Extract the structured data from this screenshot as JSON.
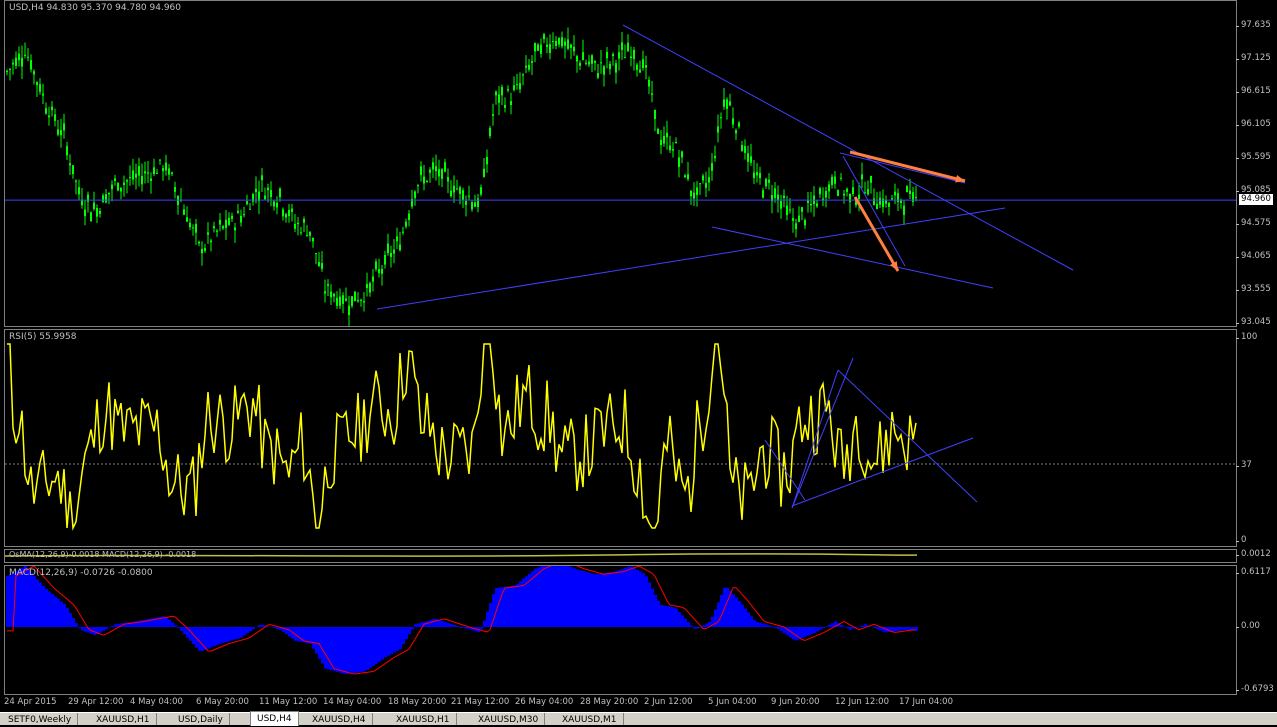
{
  "main": {
    "title": "USD,H4  94.830 95.370 94.780 94.960",
    "current_price": "94.960",
    "axis_ticks": [
      "97.635",
      "97.125",
      "96.615",
      "96.105",
      "95.595",
      "95.085",
      "94.575",
      "94.065",
      "93.555",
      "93.045"
    ]
  },
  "rsi": {
    "title": "RSI(5) 55.9958",
    "axis_ticks": [
      "100",
      "37",
      "0"
    ]
  },
  "osma": {
    "title": "OsMA(12,26,9)-0.0018  MACD(12,26,9) -0.0018",
    "axis_value": "0.0012"
  },
  "macd": {
    "title": "MACD(12,26,9) -0.0726 -0.0800",
    "axis_ticks": [
      "0.6117",
      "0.00",
      "-0.6793"
    ]
  },
  "time_axis": [
    "24 Apr 2015",
    "29 Apr 12:00",
    "4 May 04:00",
    "6 May 20:00",
    "11 May 12:00",
    "14 May 04:00",
    "18 May 20:00",
    "21 May 12:00",
    "26 May 04:00",
    "28 May 20:00",
    "2 Jun 12:00",
    "5 Jun 04:00",
    "9 Jun 20:00",
    "12 Jun 12:00",
    "17 Jun 04:00"
  ],
  "tabs": [
    "SETF0,Weekly",
    "XAUUSD,H1",
    "USD,Daily",
    "USD,H4",
    "XAUUSD,H4",
    "XAUUSD,H1",
    "XAUUSD,M30",
    "XAUUSD,M1"
  ],
  "colors": {
    "candle": "#00ff00",
    "rsi": "#ffff00",
    "macd_hist": "#0000ff",
    "macd_signal": "#ff0000",
    "trendline": "#4040ff",
    "arrow": "#ff8040",
    "osma": "#c0c040"
  }
}
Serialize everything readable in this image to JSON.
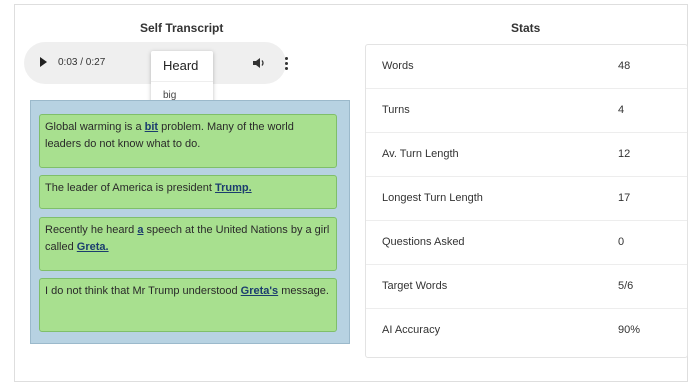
{
  "left_panel": {
    "title": "Self Transcript",
    "player": {
      "time": "0:03 / 0:27"
    },
    "popup": {
      "heard_label": "Heard",
      "option": "big"
    },
    "messages": [
      {
        "parts": [
          {
            "t": "Global warming is a "
          },
          {
            "t": "bit",
            "hl": true
          },
          {
            "t": " problem. Many of the world leaders do not know what to do."
          }
        ]
      },
      {
        "parts": [
          {
            "t": "The leader of America is president "
          },
          {
            "t": "Trump.",
            "hl": true
          }
        ]
      },
      {
        "parts": [
          {
            "t": "Recently he heard "
          },
          {
            "t": "a",
            "hl": true
          },
          {
            "t": " speech at the United Nations by a girl called "
          },
          {
            "t": "Greta.",
            "hl": true
          }
        ]
      },
      {
        "parts": [
          {
            "t": "I do not think that Mr Trump understood "
          },
          {
            "t": "Greta's",
            "hl": true
          },
          {
            "t": " message."
          }
        ]
      }
    ]
  },
  "right_panel": {
    "title": "Stats",
    "rows": [
      {
        "label": "Words",
        "value": "48"
      },
      {
        "label": "Turns",
        "value": "4"
      },
      {
        "label": "Av. Turn Length",
        "value": "12"
      },
      {
        "label": "Longest Turn Length",
        "value": "17"
      },
      {
        "label": "Questions Asked",
        "value": "0"
      },
      {
        "label": "Target Words",
        "value": "5/6"
      },
      {
        "label": "AI Accuracy",
        "value": "90%"
      }
    ]
  }
}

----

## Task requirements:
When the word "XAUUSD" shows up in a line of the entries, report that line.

## Response box:
    "XAUUSD,H1",
    "XAUUSD,H4",
    "XAUUSD,H1",
    "XAUUSD,M30",
    "XAUUSD,M1"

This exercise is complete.